Purpose: Fifteen years ago, a European survey demonstrated widespread adoption of early clinical exposure (ECE) programmes but little emphasis in the curricula of medical schools. We now repeat the survey in light of the ample emerging data suggesting multiple positive outcomes of ECE.
Methods: Online cross-sectional survey in European medical schools conducted by the EURACT Basic Medical Education Committee in 2021. Descriptive quantitative analyses and a thematic analysis approach were used.
Results: Eighy-nine (48%) medical schools in 30 European countries responded. ECE was used in 65 (73%) of the medical schools, and 88% of ECE programmes took place in primary care. The median total time spent on the ECE programme was 5 days. Teaching methods covered unstructured learning opportunities such as observation or shadowing doctors, as well as work-based learning whilst seeing real patients or reflecting on own encounters. Learning goals included knowledge, skills, and attitudes. More than half of the respondents expressed barriers to implementing or expanding ECE.
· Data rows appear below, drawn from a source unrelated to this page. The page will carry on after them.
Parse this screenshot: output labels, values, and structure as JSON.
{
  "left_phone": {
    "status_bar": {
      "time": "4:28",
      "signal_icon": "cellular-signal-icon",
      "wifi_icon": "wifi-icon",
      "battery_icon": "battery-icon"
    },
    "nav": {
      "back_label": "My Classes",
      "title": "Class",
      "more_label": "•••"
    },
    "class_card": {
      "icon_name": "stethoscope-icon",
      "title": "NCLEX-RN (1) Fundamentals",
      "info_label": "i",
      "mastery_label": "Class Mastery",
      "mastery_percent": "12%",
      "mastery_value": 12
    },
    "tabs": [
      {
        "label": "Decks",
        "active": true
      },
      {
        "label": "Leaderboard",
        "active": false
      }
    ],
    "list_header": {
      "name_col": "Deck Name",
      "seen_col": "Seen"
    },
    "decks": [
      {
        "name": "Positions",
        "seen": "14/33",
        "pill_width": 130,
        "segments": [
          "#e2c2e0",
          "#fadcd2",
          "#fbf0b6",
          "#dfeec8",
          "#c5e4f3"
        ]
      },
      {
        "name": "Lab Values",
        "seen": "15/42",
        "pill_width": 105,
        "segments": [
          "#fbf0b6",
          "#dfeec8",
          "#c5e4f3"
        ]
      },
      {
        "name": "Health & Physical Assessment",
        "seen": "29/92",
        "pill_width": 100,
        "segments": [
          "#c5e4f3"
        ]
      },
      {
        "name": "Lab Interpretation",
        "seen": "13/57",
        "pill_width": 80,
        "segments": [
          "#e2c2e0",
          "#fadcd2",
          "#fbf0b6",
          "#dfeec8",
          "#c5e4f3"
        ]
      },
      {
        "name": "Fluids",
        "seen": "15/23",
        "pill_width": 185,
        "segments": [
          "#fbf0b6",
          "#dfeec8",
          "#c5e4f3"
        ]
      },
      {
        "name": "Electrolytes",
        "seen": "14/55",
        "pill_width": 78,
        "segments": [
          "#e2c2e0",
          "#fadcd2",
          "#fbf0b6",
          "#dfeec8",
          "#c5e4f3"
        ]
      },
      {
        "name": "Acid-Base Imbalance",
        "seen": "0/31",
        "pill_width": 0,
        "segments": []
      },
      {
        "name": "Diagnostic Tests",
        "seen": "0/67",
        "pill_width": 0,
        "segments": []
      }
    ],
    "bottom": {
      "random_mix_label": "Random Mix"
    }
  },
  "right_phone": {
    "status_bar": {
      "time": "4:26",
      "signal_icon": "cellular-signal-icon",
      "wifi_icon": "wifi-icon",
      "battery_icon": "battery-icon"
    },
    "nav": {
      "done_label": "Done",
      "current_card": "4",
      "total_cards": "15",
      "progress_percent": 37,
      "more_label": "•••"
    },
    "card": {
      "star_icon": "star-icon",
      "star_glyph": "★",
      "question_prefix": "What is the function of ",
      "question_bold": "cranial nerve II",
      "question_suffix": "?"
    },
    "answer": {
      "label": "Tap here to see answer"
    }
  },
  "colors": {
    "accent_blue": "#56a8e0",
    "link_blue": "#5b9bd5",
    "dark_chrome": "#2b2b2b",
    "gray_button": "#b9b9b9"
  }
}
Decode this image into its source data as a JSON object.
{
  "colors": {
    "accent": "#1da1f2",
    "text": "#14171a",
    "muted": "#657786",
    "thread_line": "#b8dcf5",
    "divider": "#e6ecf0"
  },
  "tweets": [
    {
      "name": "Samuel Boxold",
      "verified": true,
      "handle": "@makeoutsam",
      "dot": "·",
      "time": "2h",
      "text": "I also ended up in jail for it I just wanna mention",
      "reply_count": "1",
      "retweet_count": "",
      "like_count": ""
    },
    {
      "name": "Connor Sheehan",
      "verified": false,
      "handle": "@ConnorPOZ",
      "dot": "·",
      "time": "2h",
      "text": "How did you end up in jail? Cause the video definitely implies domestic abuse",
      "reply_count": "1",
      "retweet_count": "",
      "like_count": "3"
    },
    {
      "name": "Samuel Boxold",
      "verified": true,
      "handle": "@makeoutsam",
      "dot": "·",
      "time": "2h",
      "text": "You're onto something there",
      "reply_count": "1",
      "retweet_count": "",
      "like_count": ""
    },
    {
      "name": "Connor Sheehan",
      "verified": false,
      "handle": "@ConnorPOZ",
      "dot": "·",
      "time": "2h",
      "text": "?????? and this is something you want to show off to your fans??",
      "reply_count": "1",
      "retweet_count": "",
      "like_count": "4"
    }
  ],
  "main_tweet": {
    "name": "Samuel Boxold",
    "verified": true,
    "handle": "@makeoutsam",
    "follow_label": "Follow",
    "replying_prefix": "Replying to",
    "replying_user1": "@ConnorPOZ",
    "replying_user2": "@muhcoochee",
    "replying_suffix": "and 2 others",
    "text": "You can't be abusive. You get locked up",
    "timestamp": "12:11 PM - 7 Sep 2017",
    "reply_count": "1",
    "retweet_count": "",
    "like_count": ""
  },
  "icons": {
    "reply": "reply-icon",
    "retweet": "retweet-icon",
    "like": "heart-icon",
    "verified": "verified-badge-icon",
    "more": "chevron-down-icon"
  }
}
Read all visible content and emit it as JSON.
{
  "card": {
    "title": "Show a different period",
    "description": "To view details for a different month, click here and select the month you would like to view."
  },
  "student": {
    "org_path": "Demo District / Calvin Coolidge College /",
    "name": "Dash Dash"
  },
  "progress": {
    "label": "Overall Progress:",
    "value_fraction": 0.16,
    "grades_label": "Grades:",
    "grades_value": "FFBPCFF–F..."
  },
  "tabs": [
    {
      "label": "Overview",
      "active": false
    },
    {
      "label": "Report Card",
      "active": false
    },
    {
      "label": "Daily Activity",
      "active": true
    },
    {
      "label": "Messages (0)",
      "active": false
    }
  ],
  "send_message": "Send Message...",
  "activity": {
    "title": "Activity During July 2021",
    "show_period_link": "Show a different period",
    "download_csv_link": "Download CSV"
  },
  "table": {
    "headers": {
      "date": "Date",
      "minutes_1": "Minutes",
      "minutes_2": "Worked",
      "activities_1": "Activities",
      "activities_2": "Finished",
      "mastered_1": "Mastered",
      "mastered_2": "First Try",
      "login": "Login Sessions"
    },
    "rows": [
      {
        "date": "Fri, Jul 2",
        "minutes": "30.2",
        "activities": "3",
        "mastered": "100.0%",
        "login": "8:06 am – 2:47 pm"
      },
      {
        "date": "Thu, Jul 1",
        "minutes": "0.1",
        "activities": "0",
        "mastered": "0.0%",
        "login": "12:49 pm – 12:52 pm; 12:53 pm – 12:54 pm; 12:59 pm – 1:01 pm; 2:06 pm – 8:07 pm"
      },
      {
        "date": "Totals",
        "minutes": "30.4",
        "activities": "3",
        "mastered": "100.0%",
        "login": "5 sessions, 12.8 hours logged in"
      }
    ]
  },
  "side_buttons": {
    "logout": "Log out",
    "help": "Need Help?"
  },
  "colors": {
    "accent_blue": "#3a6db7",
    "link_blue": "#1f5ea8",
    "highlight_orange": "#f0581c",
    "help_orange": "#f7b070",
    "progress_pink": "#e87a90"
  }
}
Conclusions: Compared to the previous survey, there was no significant change in the adoption or curricular emphasis of ECE programmes. Institutional attitudes towards certain disciplines and a lack of willingness to experiment with new teaching methods may be partially responsible.
Keywords: Early clinical exposure; Europe; medical curricula; preclinical; undergraduate education.